[What the task asks]:
Among the records below, find the lines containing "duration" and state only how many there are.

[Items from a data source]
= = = =

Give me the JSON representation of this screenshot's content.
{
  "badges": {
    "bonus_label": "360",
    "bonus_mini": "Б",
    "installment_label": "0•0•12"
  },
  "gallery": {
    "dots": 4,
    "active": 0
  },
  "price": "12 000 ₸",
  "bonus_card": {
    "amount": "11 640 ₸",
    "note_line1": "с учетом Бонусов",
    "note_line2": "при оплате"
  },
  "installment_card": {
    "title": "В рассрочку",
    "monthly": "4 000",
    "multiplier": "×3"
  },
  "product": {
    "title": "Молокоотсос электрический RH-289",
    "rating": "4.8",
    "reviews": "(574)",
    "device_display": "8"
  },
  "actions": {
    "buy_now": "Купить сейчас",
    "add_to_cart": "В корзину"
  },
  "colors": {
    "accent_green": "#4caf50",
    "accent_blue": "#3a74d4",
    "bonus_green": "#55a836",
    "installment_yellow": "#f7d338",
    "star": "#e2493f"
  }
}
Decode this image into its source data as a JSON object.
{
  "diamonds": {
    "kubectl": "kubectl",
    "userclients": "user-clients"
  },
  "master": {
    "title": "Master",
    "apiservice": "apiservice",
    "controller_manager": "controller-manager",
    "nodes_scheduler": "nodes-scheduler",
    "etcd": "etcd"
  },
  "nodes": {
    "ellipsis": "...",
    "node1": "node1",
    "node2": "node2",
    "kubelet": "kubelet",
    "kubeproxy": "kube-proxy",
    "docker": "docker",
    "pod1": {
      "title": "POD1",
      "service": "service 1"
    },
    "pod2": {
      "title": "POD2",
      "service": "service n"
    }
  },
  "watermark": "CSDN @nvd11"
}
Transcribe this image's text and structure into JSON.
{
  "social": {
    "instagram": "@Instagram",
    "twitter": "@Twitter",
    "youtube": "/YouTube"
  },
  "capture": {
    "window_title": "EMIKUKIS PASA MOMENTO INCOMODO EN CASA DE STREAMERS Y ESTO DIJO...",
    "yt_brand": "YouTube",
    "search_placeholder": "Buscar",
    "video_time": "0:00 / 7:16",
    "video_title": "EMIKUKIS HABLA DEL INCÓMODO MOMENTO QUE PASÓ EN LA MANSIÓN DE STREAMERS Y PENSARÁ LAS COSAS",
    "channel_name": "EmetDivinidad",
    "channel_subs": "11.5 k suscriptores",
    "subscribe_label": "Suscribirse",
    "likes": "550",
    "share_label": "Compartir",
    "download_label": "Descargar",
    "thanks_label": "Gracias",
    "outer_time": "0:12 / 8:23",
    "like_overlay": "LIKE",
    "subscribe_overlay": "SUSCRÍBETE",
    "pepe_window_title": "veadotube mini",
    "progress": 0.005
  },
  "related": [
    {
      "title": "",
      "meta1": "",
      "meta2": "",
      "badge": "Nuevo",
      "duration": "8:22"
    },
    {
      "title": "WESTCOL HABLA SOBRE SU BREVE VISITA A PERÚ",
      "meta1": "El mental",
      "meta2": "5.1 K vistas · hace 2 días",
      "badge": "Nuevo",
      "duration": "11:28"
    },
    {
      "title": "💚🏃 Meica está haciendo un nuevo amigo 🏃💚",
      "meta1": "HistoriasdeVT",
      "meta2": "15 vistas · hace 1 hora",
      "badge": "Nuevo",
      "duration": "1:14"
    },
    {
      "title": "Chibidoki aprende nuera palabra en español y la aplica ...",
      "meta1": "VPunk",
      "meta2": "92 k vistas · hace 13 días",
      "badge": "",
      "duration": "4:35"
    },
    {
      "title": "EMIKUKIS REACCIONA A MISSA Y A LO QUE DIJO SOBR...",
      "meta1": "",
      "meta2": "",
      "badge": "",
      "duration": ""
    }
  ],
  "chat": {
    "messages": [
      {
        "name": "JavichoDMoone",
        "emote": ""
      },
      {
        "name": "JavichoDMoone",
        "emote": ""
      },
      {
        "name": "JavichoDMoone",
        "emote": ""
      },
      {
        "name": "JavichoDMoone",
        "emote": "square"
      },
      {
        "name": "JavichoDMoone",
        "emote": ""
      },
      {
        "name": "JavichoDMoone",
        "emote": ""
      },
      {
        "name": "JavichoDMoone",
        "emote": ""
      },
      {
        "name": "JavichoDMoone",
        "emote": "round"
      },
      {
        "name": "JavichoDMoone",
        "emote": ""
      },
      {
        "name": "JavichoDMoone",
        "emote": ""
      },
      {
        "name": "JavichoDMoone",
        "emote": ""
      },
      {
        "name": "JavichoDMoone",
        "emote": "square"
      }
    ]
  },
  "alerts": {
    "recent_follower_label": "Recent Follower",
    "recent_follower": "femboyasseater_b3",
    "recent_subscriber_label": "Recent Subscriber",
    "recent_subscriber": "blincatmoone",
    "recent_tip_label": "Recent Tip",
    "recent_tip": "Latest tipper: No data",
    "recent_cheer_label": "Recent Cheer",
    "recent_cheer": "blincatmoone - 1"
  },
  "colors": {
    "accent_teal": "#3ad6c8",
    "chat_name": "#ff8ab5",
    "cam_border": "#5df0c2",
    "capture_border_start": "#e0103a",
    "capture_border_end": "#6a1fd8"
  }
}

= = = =

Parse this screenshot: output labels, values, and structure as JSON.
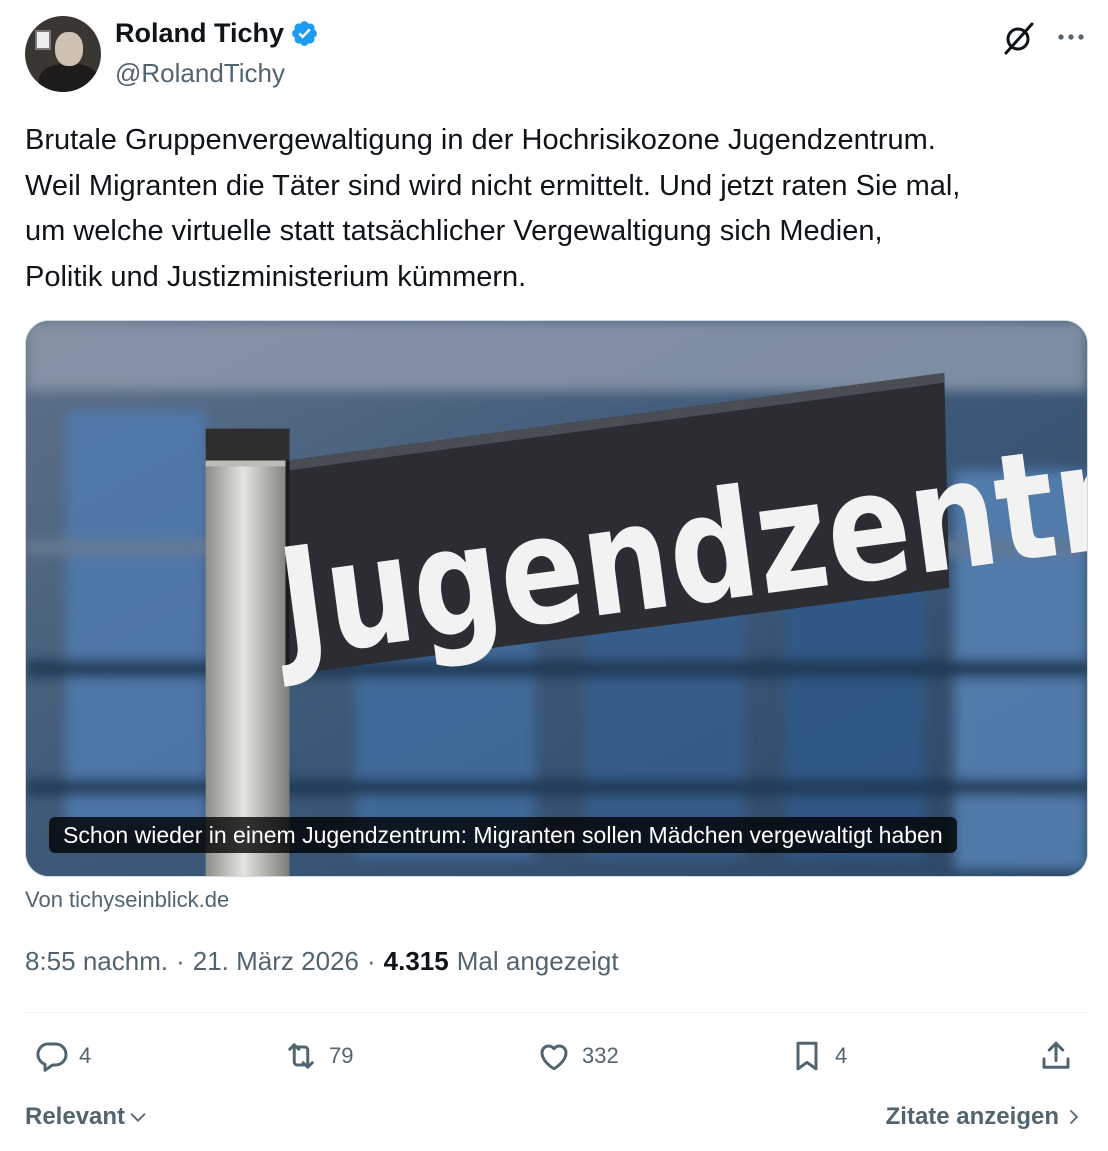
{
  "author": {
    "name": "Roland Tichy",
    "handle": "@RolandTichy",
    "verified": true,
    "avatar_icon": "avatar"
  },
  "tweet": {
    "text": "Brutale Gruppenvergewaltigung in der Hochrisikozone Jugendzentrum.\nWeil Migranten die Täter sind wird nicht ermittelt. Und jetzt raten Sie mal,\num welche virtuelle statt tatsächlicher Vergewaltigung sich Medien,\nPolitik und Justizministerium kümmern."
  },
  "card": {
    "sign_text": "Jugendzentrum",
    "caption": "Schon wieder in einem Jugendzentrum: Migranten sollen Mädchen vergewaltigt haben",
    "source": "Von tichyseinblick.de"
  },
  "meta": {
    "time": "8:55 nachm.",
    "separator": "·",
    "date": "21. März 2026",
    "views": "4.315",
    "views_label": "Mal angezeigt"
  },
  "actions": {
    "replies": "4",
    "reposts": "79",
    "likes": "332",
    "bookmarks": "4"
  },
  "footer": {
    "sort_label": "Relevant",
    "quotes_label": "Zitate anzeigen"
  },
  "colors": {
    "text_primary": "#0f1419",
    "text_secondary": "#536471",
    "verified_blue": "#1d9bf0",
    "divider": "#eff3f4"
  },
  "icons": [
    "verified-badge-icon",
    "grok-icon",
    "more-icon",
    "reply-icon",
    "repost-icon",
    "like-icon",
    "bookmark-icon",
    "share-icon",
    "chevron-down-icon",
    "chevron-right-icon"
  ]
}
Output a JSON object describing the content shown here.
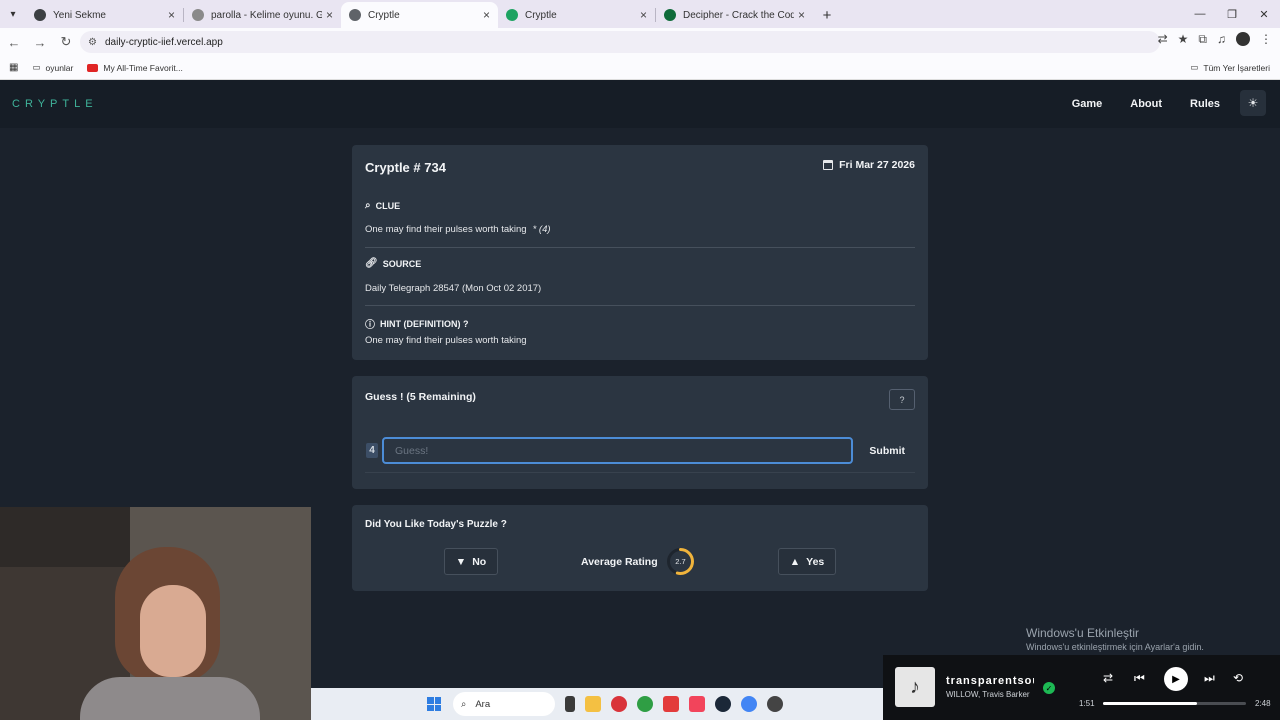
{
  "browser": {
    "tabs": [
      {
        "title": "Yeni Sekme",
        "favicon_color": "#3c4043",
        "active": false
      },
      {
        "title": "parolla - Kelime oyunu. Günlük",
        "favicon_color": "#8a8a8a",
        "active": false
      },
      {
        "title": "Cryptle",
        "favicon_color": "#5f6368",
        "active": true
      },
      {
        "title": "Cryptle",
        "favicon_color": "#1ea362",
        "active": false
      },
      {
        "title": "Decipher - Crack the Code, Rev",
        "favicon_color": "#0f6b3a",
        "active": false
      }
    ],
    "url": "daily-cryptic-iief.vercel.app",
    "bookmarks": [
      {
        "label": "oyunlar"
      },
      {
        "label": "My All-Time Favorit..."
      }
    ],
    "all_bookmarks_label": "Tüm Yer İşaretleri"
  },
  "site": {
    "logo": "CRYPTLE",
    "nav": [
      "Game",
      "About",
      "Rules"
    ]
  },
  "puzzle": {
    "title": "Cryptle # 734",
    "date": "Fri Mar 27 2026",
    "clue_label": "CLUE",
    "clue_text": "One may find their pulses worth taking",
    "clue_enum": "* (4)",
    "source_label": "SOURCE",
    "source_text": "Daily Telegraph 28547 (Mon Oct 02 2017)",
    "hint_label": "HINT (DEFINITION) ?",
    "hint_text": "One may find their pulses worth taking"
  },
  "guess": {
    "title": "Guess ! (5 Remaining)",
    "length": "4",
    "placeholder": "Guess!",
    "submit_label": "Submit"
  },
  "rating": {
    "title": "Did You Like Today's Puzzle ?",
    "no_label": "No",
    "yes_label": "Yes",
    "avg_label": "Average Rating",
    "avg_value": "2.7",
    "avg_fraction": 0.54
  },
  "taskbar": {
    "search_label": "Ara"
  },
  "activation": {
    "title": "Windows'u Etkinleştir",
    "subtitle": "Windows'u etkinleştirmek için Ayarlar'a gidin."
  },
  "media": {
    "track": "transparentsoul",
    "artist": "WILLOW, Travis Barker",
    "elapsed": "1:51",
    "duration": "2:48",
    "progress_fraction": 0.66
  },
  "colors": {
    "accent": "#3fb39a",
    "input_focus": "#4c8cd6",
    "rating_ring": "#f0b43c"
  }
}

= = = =

[Task response]:
6